For the first question, I got (3y-2)/15 Second one, I got Root 2 Third one, I got 1/(y to the fourth power) I dont if it's right cause I can barely understand the question.
Is under distribute property, inverse function, algebra and addition and multiplication function; so is a combined question
Abena
find the equation of the line if m=3, and b=-2
graph the following linear equation using intercepts method. 2x+y=4
Ashley
how
Wargod
what?
John
ok, one moment
UriEl
how do I post your graph for you?
UriEl
it won't let me send an image?
UriEl
also for the first one... y=mx+b so.... y=3x-2
UriEl
y=mx+b you were already given the 'm' and 'b'. so.. y=3x-2
Tommy
Please were did you get y=mx+b from
Abena
y=mx+b is the formula of a straight line. where m = the slope & b = where the line crosses the y-axis. In this case, being that the "m" and "b", are given, all you have to do is plug them into the formula to complete the equation.
Tommy
thanks Tommy
Nimo
0=3x-2 2=3x x=3/2 then . y=3/2X-2 I think
Given
co ordinates for x x=0,(-2,0) x=1,(1,1) x=2,(2,4)

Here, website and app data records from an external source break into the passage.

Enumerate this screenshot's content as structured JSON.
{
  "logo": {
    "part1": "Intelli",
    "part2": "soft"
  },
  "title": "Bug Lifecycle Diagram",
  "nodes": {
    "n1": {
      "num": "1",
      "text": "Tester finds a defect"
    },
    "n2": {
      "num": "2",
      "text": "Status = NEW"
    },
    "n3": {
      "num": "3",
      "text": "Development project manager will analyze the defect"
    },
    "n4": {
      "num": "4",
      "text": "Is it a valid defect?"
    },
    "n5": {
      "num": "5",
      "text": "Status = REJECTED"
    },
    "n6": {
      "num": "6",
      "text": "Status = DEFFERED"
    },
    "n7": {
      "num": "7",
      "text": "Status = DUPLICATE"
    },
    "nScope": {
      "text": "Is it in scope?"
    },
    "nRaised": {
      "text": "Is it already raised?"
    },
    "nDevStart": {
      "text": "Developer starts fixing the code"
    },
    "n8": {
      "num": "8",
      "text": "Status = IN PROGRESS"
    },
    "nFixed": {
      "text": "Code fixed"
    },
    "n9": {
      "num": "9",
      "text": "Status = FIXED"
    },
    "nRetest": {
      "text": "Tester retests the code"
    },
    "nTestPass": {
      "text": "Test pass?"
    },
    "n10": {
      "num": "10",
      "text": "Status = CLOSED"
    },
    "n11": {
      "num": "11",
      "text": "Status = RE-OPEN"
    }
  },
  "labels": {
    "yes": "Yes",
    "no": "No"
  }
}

neil
"7"has an open circle and "10"has a filled in circle who can I have a set builder notation
Where do the rays point?
Spiro
x=-b+_Гb2-(4ac) ______________ 2a
I've run into this: x = r*cos(angle1 + angle2) Which expands to: x = r(cos(angle1)*cos(angle2) - sin(angle1)*sin(angle2)) The r value confuses me here, because distributing it makes: (r*cos(angle2))(cos(angle1) - (r*sin(angle2))(sin(angle1)) How does this make sense? Why does the r distribute once
so good
abdikarin
this is an identity when 2 adding two angles within a cosine. it's called the cosine sum formula. there is also a different formula when cosine has an angle minus another angle it's called the sum and difference formulas and they are under any list of trig identities
strategies to form the general term
carlmark
consider r(a+b) = ra + rb. The a and b are the trig identity.
Mike
How can you tell what type of parent function a graph is ?
generally by how the graph looks and understanding what the base parent functions look like and perform on a graph
William
if you have a graphed line, you can have an idea by how the directions of the line turns, i.e. negative, positive, zero
William
y=x will obviously be a straight line with a zero slope
William
y=x^2 will have a parabolic line opening to positive infinity on both sides of the y axis vice versa with y=-x^2 you'll have both ends of the parabolic line pointing downward heading to negative infinity on both sides of the y axis
William
y=x will be a straight line, but it will have a slope of one. Remember, if y=1 then x=1, so for every unit you rise you move over positively one unit. To get a straight line with a slope of 0, set y=1 or any integer.
Aaron
yes, correction on my end, I meant slope of 1 instead of slope of 0
William
what is f(x)=
I don't understand
Joe
Typically a function 'f' will take 'x' as input, and produce 'y' as output. As 'f(x)=y'. According to Google, "The range of a function is the complete set of all possible resulting values of the dependent variable (y, usually), after we have substituted the domain."
Thomas
Sorry, I don't know where the "Â"s came from. They shouldn't be there. Just ignore them. :-)
Thomas
Darius
Thanks.
Thomas
Â
Thomas
It is the Â that should not be there. It doesn't seem to show if encloses in quotation marks. "Â" or 'Â' ... Â
Thomas
Now it shows, go figure?
Thomas By By By OpenStax By Madison Christian By OpenStax By Brooke Delaney By Tony Pizur By OpenStax By Madison Christian By OpenStax By Richley Crapo By Kevin Amaratunga